#### [WORK ITEM]
Pick every line from the data that holds the word "junto".

#### [DATASET ENTRIES]
┄┄┄┄┄┄

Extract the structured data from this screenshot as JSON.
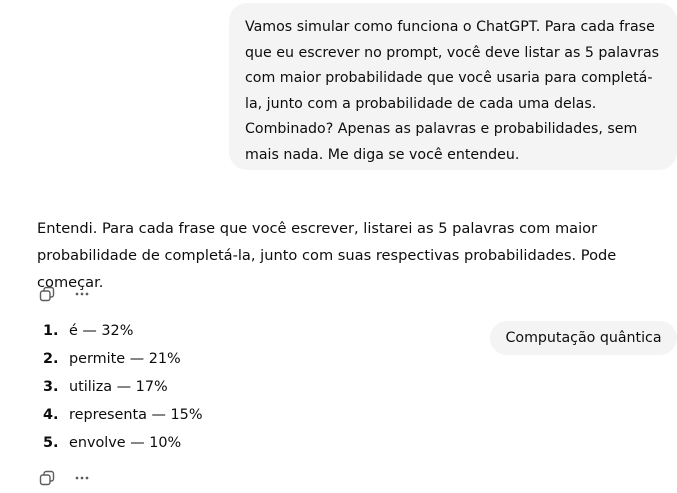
{
  "user_message": {
    "lines": [
      "Vamos simular como funciona o ChatGPT. Para cada frase",
      "que eu escrever no prompt, você deve listar as 5 palavras",
      "com maior probabilidade que você usaria para completá-",
      "la, junto com a probabilidade de cada uma delas.",
      "Combinado? Apenas as palavras e probabilidades, sem",
      "mais nada. Me diga se você entendeu."
    ]
  },
  "assistant_reply": {
    "text": "Entendi. Para cada frase que você escrever, listarei as 5 palavras com maior probabilidade de completá-la, junto com suas respectivas probabilidades. Pode começar."
  },
  "user_message_2": {
    "text": "Computação quântica"
  },
  "assistant_list": {
    "items": [
      {
        "num": "1.",
        "text": "é — 32%"
      },
      {
        "num": "2.",
        "text": "permite — 21%"
      },
      {
        "num": "3.",
        "text": "utiliza — 17%"
      },
      {
        "num": "4.",
        "text": "representa — 15%"
      },
      {
        "num": "5.",
        "text": "envolve — 10%"
      }
    ]
  },
  "icons": {
    "copy": "copy-icon",
    "more": "more-options-icon"
  }
}
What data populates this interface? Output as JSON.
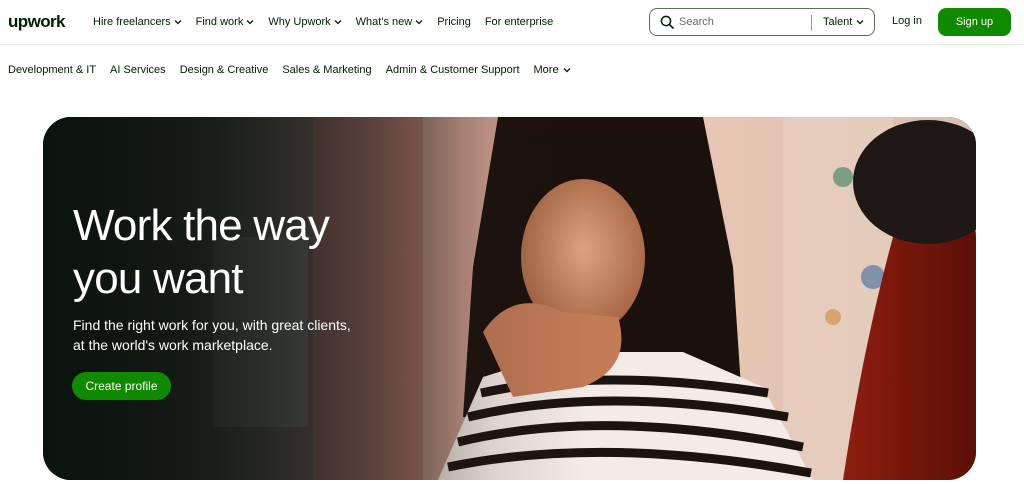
{
  "header": {
    "logo_text": "upwork",
    "brand_color": "#108a00",
    "nav": [
      {
        "label": "Hire freelancers",
        "has_dropdown": true
      },
      {
        "label": "Find work",
        "has_dropdown": true
      },
      {
        "label": "Why Upwork",
        "has_dropdown": true
      },
      {
        "label": "What's new",
        "has_dropdown": true
      },
      {
        "label": "Pricing",
        "has_dropdown": false
      },
      {
        "label": "For enterprise",
        "has_dropdown": false
      }
    ],
    "search": {
      "placeholder": "Search",
      "value": "",
      "scope": "Talent",
      "icon": "search-icon"
    },
    "login_label": "Log in",
    "signup_label": "Sign up"
  },
  "categories": [
    {
      "label": "Development & IT"
    },
    {
      "label": "AI Services"
    },
    {
      "label": "Design & Creative"
    },
    {
      "label": "Sales & Marketing"
    },
    {
      "label": "Admin & Customer Support"
    },
    {
      "label": "More",
      "has_dropdown": true
    }
  ],
  "hero": {
    "title_line1": "Work the way",
    "title_line2": "you want",
    "subtitle_line1": "Find the right work for you, with great clients,",
    "subtitle_line2": "at the world's work marketplace.",
    "cta_label": "Create profile",
    "cta_color": "#108a00"
  }
}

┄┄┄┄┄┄

#### [SOLUTION FOR THIS PROBLEM]
      "la, junto com a probabilidade de cada uma delas.",
    "text": "Entendi. Para cada frase que você escrever, listarei as 5 palavras com maior probabilidade de completá-la, junto com suas respectivas probabilidades. Pode começar."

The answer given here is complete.